Instructions to follow: In the records, each line holding "devices" must be reported.

Dataset excerpts:

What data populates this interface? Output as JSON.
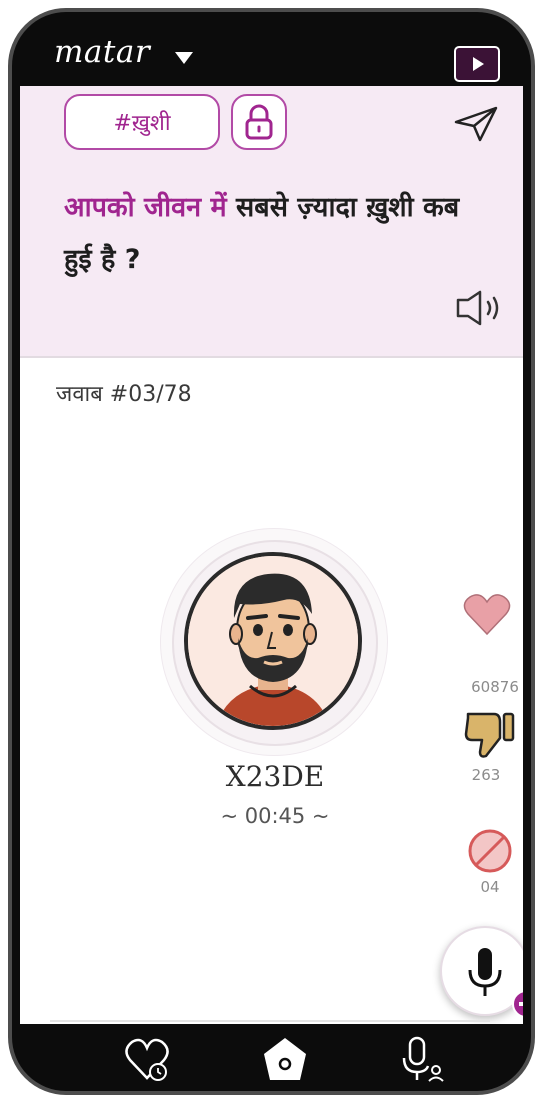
{
  "app": {
    "brand": "matar",
    "brand_menu_icon": "caret-down-icon",
    "play_icon": "play-icon"
  },
  "question_card": {
    "tag": "#ख़ुशी",
    "lock_icon": "lock-icon",
    "share_icon": "send-icon",
    "question_highlight": "आपको जीवन में",
    "question_rest": " सबसे ज़्यादा ख़ुशी कब हुई है ?",
    "speaker_icon": "speaker-icon"
  },
  "answer": {
    "counter": "जवाब #03/78",
    "username": "X23DE",
    "duration": "~ 00:45 ~"
  },
  "actions": {
    "like_count": "60876",
    "dislike_count": "263",
    "block_count": "04"
  },
  "fab": {
    "icon": "mic-add-icon"
  },
  "bottom_nav": {
    "items": [
      "heart-clock-icon",
      "home-icon",
      "mic-user-icon"
    ]
  },
  "colors": {
    "accent": "#a0258f",
    "panel_bg": "#f6eaf4",
    "like": "#e8a0a6",
    "dislike": "#d9b46a",
    "block": "#d65a5a"
  }
}
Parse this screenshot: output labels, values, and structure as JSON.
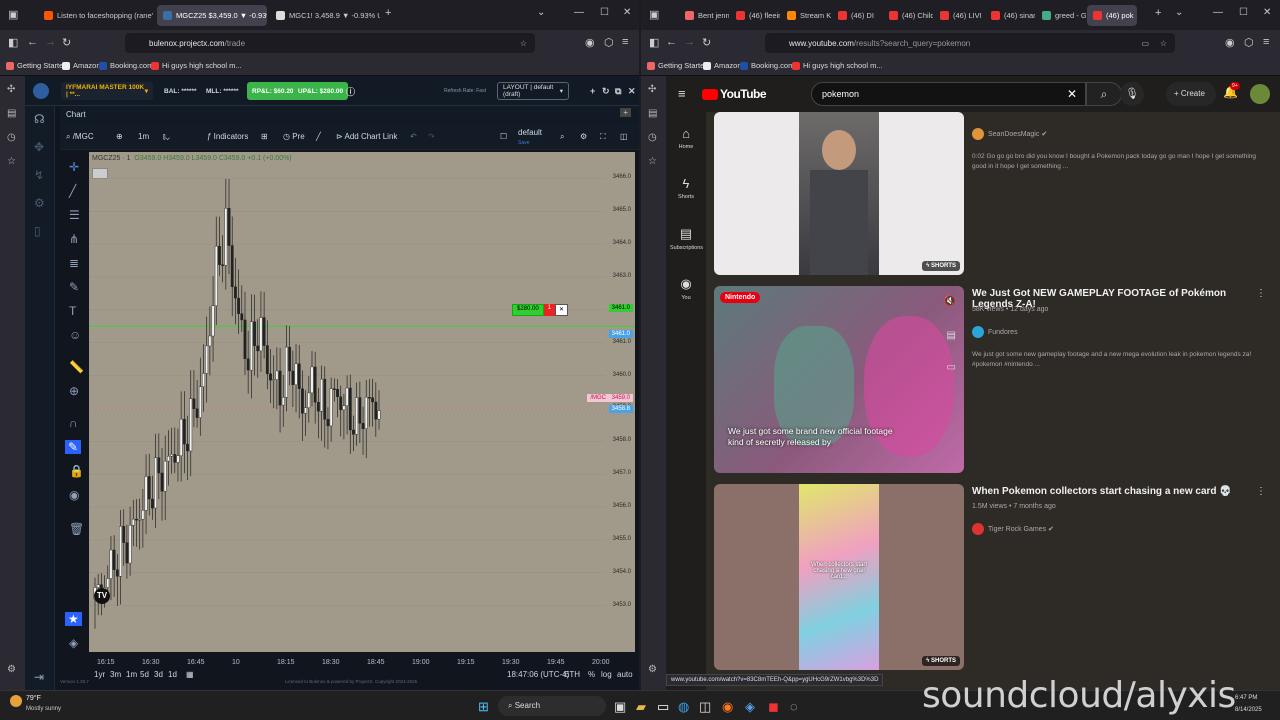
{
  "left": {
    "tabs": [
      {
        "label": "Listen to faceshopping (rane's r",
        "active": false
      },
      {
        "label": "MGCZ25 $3,459.0 ▼ -0.93%",
        "active": true
      },
      {
        "label": "MGC1! 3,458.9 ▼ -0.93% Unnam",
        "active": false
      }
    ],
    "url_host": "bulenox.projectx.com",
    "url_path": "/trade",
    "bookmarks": [
      "Getting Started",
      "Amazon",
      "Booking.com",
      "Hi guys high school m..."
    ],
    "app": {
      "account": "IYFMARAI MASTER 100K | **...",
      "bal": "BAL: ******",
      "mll": "MLL: ******",
      "rpl": "RP&L: $60.20",
      "upl": "UP&L: $280.00",
      "refresh": "Refresh Rate: Fast",
      "layout": "LAYOUT | default (draft)",
      "chart_tab": "Chart",
      "symbol": "/MGC",
      "interval": "1m",
      "indicators": "Indicators",
      "pre": "Pre",
      "add_chart_link": "Add Chart Link",
      "template": "default",
      "template_sub": "Save",
      "ohlc_symbol": "MGCZ25 · 1",
      "ohlc": "O3459.0 H3459.0 L3459.0 C3459.0 +0.1 (+0.00%)",
      "order_price": "$280.00",
      "order_qty": "1",
      "order_line_price": "3461.0",
      "line2_price": "3461.0",
      "last_tag": "/MGC",
      "last_price": "3459.0",
      "bid_price": "3458.8",
      "time_display": "18:47:06 (UTC-4)",
      "exchange": "ETH",
      "pct": "%",
      "log": "log",
      "auto": "auto",
      "ranges": [
        "1yr",
        "3m",
        "1m",
        "5d",
        "3d",
        "1d"
      ],
      "version": "Version 1.39.7",
      "footer": "Licensed to Bulenox & powered by ProjectX. Copyright 2024-2025"
    }
  },
  "chart_data": {
    "type": "candlestick",
    "x_ticks": [
      "16:15",
      "16:30",
      "16:45",
      "10",
      "18:15",
      "18:30",
      "18:45",
      "19:00",
      "19:15",
      "19:30",
      "19:45",
      "20:00"
    ],
    "y_ticks": [
      "3466.0",
      "3465.0",
      "3464.0",
      "3463.0",
      "3462.0",
      "3461.0",
      "3460.0",
      "3459.0",
      "3458.0",
      "3457.0",
      "3456.0",
      "3455.0",
      "3454.0",
      "3453.0"
    ],
    "ylim": [
      3452.5,
      3466.5
    ],
    "close_series": [
      3453.2,
      3453.8,
      3454.5,
      3455.0,
      3455.8,
      3456.5,
      3457.0,
      3457.5,
      3458.0,
      3458.8,
      3460.0,
      3463.0,
      3464.5,
      3462.0,
      3460.5,
      3461.5,
      3460.0,
      3459.5,
      3460.5,
      3459.0,
      3459.8,
      3458.8,
      3459.5,
      3459.0,
      3458.5,
      3459.2,
      3459.0
    ],
    "order_line": 3461.5,
    "last": 3459.0
  },
  "right": {
    "tabs": [
      "Bent jenn c",
      "(46) fleeing",
      "Stream Ken",
      "(46) DI",
      "(46) Childis",
      "(46) LIVI",
      "(46) sinam",
      "greed - Go",
      "(46) pok"
    ],
    "url_host": "www.youtube.com",
    "url_path": "/results?search_query=pokemon",
    "bookmarks": [
      "Getting Started",
      "Amazon",
      "Booking.com",
      "Hi guys high school m..."
    ],
    "yt": {
      "logo": "YouTube",
      "query": "pokemon",
      "create": "Create",
      "notif_count": "9+",
      "nav": [
        "Home",
        "Shorts",
        "Subscriptions",
        "You"
      ],
      "videos": [
        {
          "title": "",
          "channel": "SeanDoesMagic",
          "meta": "",
          "desc": "0:02  Go go go bro did you know I bought a Pokemon pack today go go man I hope I get something good in it hope I get something ...",
          "badge": "SHORTS"
        },
        {
          "title": "We Just Got NEW GAMEPLAY FOOTAGE of Pokémon Legends Z-A!",
          "channel": "Fundores",
          "meta": "58K views • 12 days ago",
          "desc": "We just got some new gameplay footage and a new mega evolution leak in pokemon legends za! #pokemon #nintendo ...",
          "overlay": "We just got some brand new official footage kind of secretly released by",
          "thumb_logo": "Nintendo"
        },
        {
          "title": "When Pokemon collectors start chasing a new card 💀",
          "channel": "Tiger Rock Games",
          "meta": "1.5M views • 7 months ago",
          "desc": "",
          "overlay": "When collectors start chasing a new grail card...",
          "badge": "SHORTS"
        }
      ],
      "status_url": "www.youtube.com/watch?v=83C8mTEEh-Q&pp=ygUHcG9rZW1vbg%3D%3D"
    }
  },
  "taskbar": {
    "weather_temp": "79°F",
    "weather_desc": "Mostly sunny",
    "search": "Search",
    "time": "6:47 PM",
    "date": "8/14/2025"
  },
  "watermark": "soundcloud/alyxis"
}
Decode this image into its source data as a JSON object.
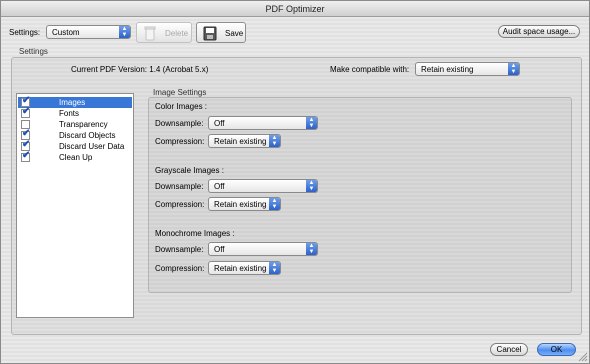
{
  "window": {
    "title": "PDF Optimizer"
  },
  "toolbar": {
    "settings_label": "Settings:",
    "settings_value": "Custom",
    "delete_label": "Delete",
    "save_label": "Save",
    "audit_label": "Audit space usage..."
  },
  "settings_group": {
    "title": "Settings",
    "current_version": "Current PDF Version: 1.4 (Acrobat 5.x)",
    "compat_label": "Make compatible with:",
    "compat_value": "Retain existing"
  },
  "panels": [
    {
      "label": "Images",
      "checked": true,
      "selected": true
    },
    {
      "label": "Fonts",
      "checked": true,
      "selected": false
    },
    {
      "label": "Transparency",
      "checked": false,
      "selected": false
    },
    {
      "label": "Discard Objects",
      "checked": true,
      "selected": false
    },
    {
      "label": "Discard User Data",
      "checked": true,
      "selected": false
    },
    {
      "label": "Clean Up",
      "checked": true,
      "selected": false
    }
  ],
  "image_settings": {
    "title": "Image Settings",
    "downsample_label": "Downsample:",
    "compression_label": "Compression:",
    "color": {
      "heading": "Color Images :",
      "downsample": "Off",
      "compression": "Retain existing"
    },
    "grayscale": {
      "heading": "Grayscale Images :",
      "downsample": "Off",
      "compression": "Retain existing"
    },
    "mono": {
      "heading": "Monochrome Images :",
      "downsample": "Off",
      "compression": "Retain existing"
    }
  },
  "footer": {
    "cancel_label": "Cancel",
    "ok_label": "OK"
  },
  "colors": {
    "accent": "#3977d7",
    "check": "#1d4fb8"
  }
}
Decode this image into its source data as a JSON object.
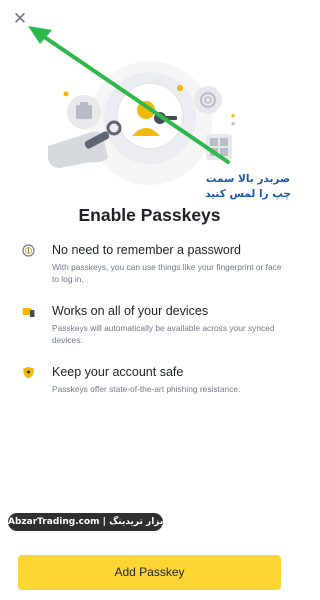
{
  "header": {
    "close_icon": "close-icon"
  },
  "hero": {
    "illustration": "passkey-illustration"
  },
  "annotation": {
    "text": "ضربدر بالا سمت چپ را لمس کنید",
    "arrow_color": "#2db84a"
  },
  "title": "Enable Passkeys",
  "features": [
    {
      "icon": "fingerprint-icon",
      "heading": "No need to remember a password",
      "description": "With passkeys, you can use things like your fingerprint or face to log in."
    },
    {
      "icon": "devices-icon",
      "heading": "Works on all of your devices",
      "description": "Passkeys will automatically be available across your synced devices."
    },
    {
      "icon": "shield-icon",
      "heading": "Keep your account safe",
      "description": "Passkeys offer state-of-the-art phishing resistance."
    }
  ],
  "watermark": "AbzarTrading.com | ابزار تریدینگ",
  "primary_button": {
    "label": "Add Passkey"
  },
  "colors": {
    "accent": "#fcd535",
    "text_primary": "#1e2329",
    "text_secondary": "#707a8a",
    "annotation_text": "#1a5aa8"
  }
}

Task answer:
      "icon": "devices-icon",
      "heading": "Works on all of your devices",
      "description": "Passkeys will automatically be available across your synced devices."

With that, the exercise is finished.